● **Data for this task**

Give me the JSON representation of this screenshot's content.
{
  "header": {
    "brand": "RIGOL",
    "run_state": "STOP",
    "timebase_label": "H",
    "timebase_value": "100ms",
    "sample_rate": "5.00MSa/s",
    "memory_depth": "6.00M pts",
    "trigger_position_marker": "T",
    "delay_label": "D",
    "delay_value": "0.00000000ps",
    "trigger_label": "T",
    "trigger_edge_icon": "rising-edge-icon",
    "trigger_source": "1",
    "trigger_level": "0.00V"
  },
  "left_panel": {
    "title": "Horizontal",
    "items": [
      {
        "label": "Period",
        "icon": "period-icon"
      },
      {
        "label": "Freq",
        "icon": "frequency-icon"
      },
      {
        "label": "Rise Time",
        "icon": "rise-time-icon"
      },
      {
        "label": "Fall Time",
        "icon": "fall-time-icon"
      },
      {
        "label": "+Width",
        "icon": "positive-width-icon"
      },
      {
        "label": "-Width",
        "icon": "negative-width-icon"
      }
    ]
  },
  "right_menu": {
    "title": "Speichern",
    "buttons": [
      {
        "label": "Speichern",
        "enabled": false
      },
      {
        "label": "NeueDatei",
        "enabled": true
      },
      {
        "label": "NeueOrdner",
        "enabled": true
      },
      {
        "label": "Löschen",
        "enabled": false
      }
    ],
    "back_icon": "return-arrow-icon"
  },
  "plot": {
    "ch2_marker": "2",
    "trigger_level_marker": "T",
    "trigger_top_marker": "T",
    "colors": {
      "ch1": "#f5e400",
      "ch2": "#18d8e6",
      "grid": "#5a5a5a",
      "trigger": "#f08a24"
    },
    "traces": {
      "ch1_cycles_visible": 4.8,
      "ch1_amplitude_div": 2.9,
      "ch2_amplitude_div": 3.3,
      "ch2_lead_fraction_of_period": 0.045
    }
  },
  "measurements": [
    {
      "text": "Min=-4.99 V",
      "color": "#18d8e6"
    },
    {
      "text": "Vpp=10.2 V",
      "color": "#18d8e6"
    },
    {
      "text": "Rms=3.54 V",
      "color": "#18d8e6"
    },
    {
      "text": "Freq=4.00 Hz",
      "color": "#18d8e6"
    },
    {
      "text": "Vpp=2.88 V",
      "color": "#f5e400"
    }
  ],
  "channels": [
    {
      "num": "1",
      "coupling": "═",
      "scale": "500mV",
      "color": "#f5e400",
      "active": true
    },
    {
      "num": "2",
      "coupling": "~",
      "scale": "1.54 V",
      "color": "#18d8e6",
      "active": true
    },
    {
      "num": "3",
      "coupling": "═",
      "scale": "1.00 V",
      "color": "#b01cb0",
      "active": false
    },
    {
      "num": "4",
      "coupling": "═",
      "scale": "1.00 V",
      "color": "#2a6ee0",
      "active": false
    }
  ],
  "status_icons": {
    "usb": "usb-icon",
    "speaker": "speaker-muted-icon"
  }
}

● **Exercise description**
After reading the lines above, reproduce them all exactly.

● **Finished task**
Give me the JSON representation of this screenshot's content.
{
  "header": {
    "brand": "RIGOL",
    "run_state": "STOP",
    "timebase_label": "H",
    "timebase_value": "100ms",
    "sample_rate": "5.00MSa/s",
    "memory_depth": "6.00M pts",
    "trigger_position_marker": "T",
    "delay_label": "D",
    "delay_value": "0.00000000ps",
    "trigger_label": "T",
    "trigger_edge_icon": "rising-edge-icon",
    "trigger_source": "1",
    "trigger_level": "0.00V"
  },
  "left_panel": {
    "title": "Horizontal",
    "items": [
      {
        "label": "Period",
        "icon": "period-icon"
      },
      {
        "label": "Freq",
        "icon": "frequency-icon"
      },
      {
        "label": "Rise Time",
        "icon": "rise-time-icon"
      },
      {
        "label": "Fall Time",
        "icon": "fall-time-icon"
      },
      {
        "label": "+Width",
        "icon": "positive-width-icon"
      },
      {
        "label": "-Width",
        "icon": "negative-width-icon"
      }
    ]
  },
  "right_menu": {
    "title": "Speichern",
    "buttons": [
      {
        "label": "Speichern",
        "enabled": false
      },
      {
        "label": "NeueDatei",
        "enabled": true
      },
      {
        "label": "NeueOrdner",
        "enabled": true
      },
      {
        "label": "Löschen",
        "enabled": false
      }
    ],
    "back_icon": "return-arrow-icon"
  },
  "plot": {
    "ch2_marker": "2",
    "trigger_level_marker": "T",
    "trigger_top_marker": "T",
    "colors": {
      "ch1": "#f5e400",
      "ch2": "#18d8e6",
      "grid": "#5a5a5a",
      "trigger": "#f08a24"
    },
    "traces": {
      "ch1_cycles_visible": 4.8,
      "ch1_amplitude_div": 2.9,
      "ch2_amplitude_div": 3.3,
      "ch2_lead_fraction_of_period": 0.045
    }
  },
  "measurements": [
    {
      "text": "Min=-4.99 V",
      "color": "#18d8e6"
    },
    {
      "text": "Vpp=10.2 V",
      "color": "#18d8e6"
    },
    {
      "text": "Rms=3.54 V",
      "color": "#18d8e6"
    },
    {
      "text": "Freq=4.00 Hz",
      "color": "#18d8e6"
    },
    {
      "text": "Vpp=2.88 V",
      "color": "#f5e400"
    }
  ],
  "channels": [
    {
      "num": "1",
      "coupling": "═",
      "scale": "500mV",
      "color": "#f5e400",
      "active": true
    },
    {
      "num": "2",
      "coupling": "~",
      "scale": "1.54 V",
      "color": "#18d8e6",
      "active": true
    },
    {
      "num": "3",
      "coupling": "═",
      "scale": "1.00 V",
      "color": "#b01cb0",
      "active": false
    },
    {
      "num": "4",
      "coupling": "═",
      "scale": "1.00 V",
      "color": "#2a6ee0",
      "active": false
    }
  ],
  "status_icons": {
    "usb": "usb-icon",
    "speaker": "speaker-muted-icon"
  }
}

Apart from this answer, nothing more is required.